    And that pretty much sums up the markets for us at right now.

    Last week it was observed that metals were looking a bit better, but our confidence was tampered with caution.

    We take that view to a higher level now, as nonferrous metal prices all rose last week, with support lines holding, and overhead resistance either being tested, or already broken.


    And at the risk of repetition, again, and again, already low inventories continue declining, thereby providing fundamental support to the improving technical picture.

    But the thing that has us increasingly confused is the deteriorating state of political and economic affairs, that for whatever reason, markets seem to be ignoring.

    As a point of reference, just a few of the obvious factors: The US government has been shut down for about a month now, and last week, John Williams, president of the New York Federal Reserve warned “that it is hitting our economic growth”.

    In Europe, the Brexit situation has moved into the ‘Twilight Zone’, and the clock is ticking on a very uncertain outcome. The news from China points toward further weakness, despite a record $83 billion being injected to boost their economy, and no substantive progress has been made on trade talks.

    Nevertheless, global equity markets are rising, and not in a small way. Since the year began, the S&P 500 is up 6.5%; the Shanghai Composite has climbed 4.1%; Germany +6.1%; Japan +3.3%, and Brazil is up 9.3%.

    Further, The Copper Journal’s BRIC Index has risen to a record high, and it is a pretty good indicator on the direction of copper prices. If you would like a copy, just send us a note.

    So, as we said last week, and the week before, we remain cautiously optimistic. 

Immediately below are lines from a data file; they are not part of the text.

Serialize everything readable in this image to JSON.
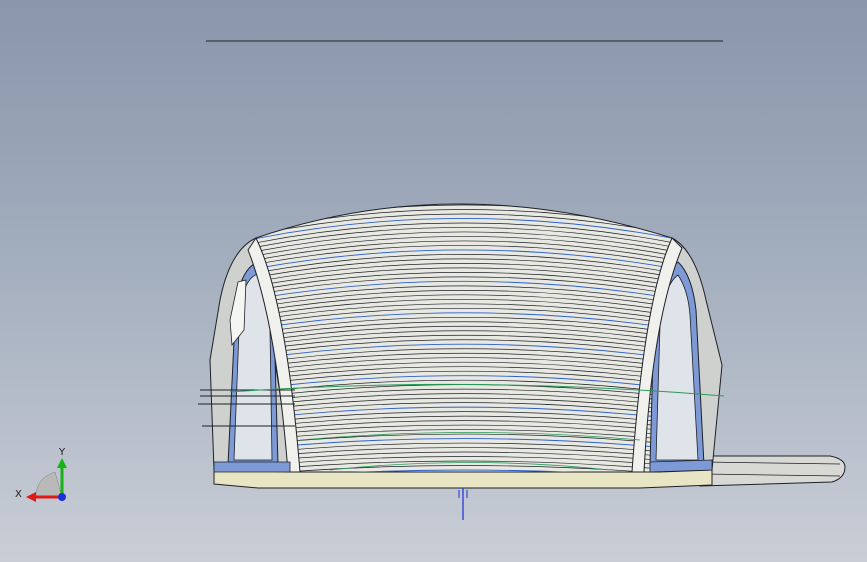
{
  "viewport": {
    "background_top": "#8996ab",
    "background_bottom": "#c9ced6"
  },
  "triad": {
    "x_label": "X",
    "y_label": "Y",
    "x_color": "#e01818",
    "y_color": "#17b317",
    "z_color": "#1b2fd6"
  },
  "model": {
    "edge_color": "#1e2126",
    "shell_color": "#e9e9e3",
    "section_curve_color": "#2c5fc9",
    "guide_curve_color": "#2a9a5a",
    "base_color": "#e8e5c4"
  }
}
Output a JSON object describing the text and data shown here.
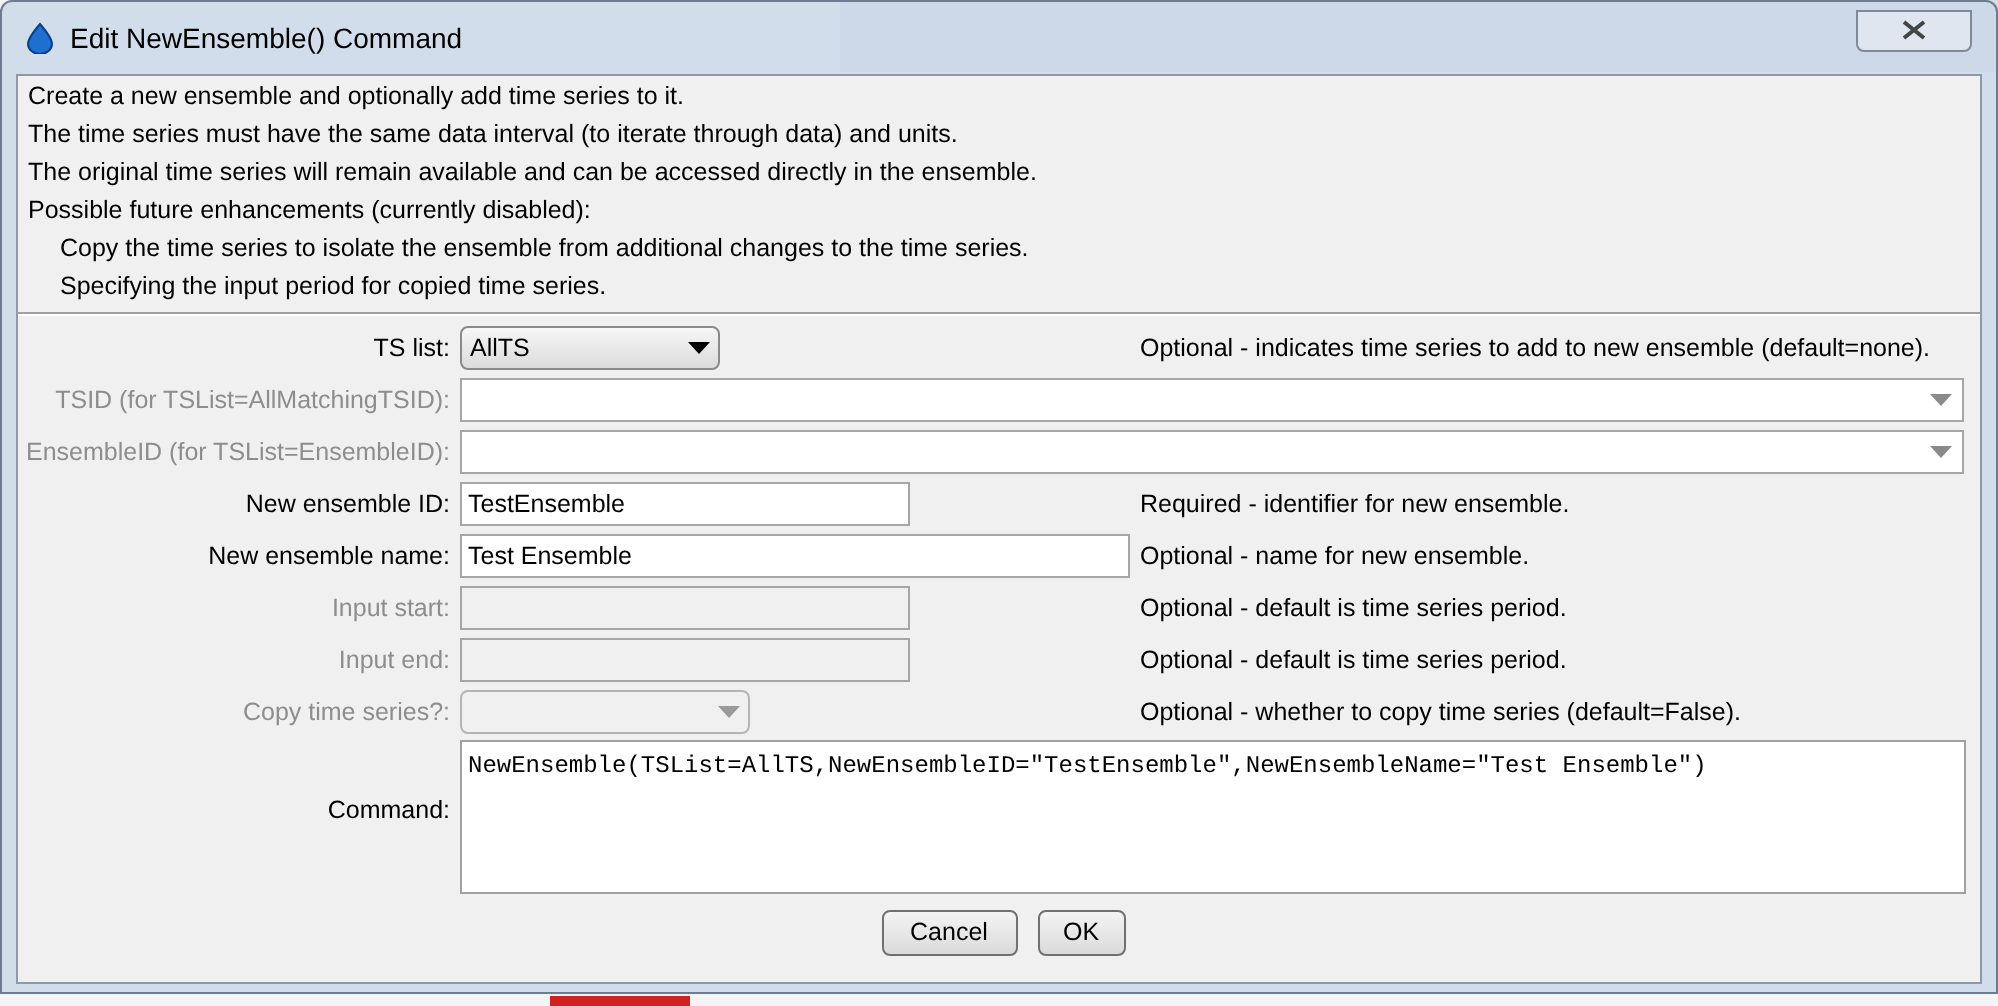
{
  "window": {
    "title": "Edit NewEnsemble() Command"
  },
  "description": [
    {
      "text": "Create a new ensemble and optionally add time series to it.",
      "indented": false
    },
    {
      "text": "The time series must have the same data interval (to iterate through data) and units.",
      "indented": false
    },
    {
      "text": "The original time series will remain available and can be accessed directly in the ensemble.",
      "indented": false
    },
    {
      "text": "Possible future enhancements (currently disabled):",
      "indented": false
    },
    {
      "text": "Copy the time series to isolate the ensemble from additional changes to the time series.",
      "indented": true
    },
    {
      "text": "Specifying the input period for copied time series.",
      "indented": true
    }
  ],
  "fields": [
    {
      "label": "TS list:",
      "kind": "choice",
      "value": "AllTS",
      "disabled": false,
      "note": "Optional - indicates time series to add to new ensemble (default=none)."
    },
    {
      "label": "TSID (for TSList=AllMatchingTSID):",
      "kind": "combo",
      "disabled": true
    },
    {
      "label": "EnsembleID (for TSList=EnsembleID):",
      "kind": "combo",
      "disabled": true
    },
    {
      "label": "New ensemble ID:",
      "kind": "text",
      "value": "TestEnsemble",
      "disabled": false,
      "note": "Required - identifier for new ensemble."
    },
    {
      "label": "New ensemble name:",
      "kind": "text",
      "value": "Test Ensemble",
      "disabled": false,
      "note": "Optional - name for new ensemble."
    },
    {
      "label": "Input start:",
      "kind": "text",
      "disabled": true,
      "note": "Optional - default is time series period."
    },
    {
      "label": "Input end:",
      "kind": "text",
      "disabled": true,
      "note": "Optional - default is time series period."
    },
    {
      "label": "Copy time series?:",
      "kind": "choice",
      "disabled": true,
      "note": "Optional - whether to copy time series (default=False)."
    }
  ],
  "command": {
    "label": "Command:",
    "value": "NewEnsemble(TSList=AllTS,NewEnsembleID=\"TestEnsemble\",NewEnsembleName=\"Test Ensemble\")"
  },
  "buttons": [
    "Cancel",
    "OK"
  ]
}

    One last thing – the January / March back in copper on Comex widened to 2.20¢ on Friday from 75 points last week, and along with rising prices, open interest has risen by about 30,000 contracts since the month began.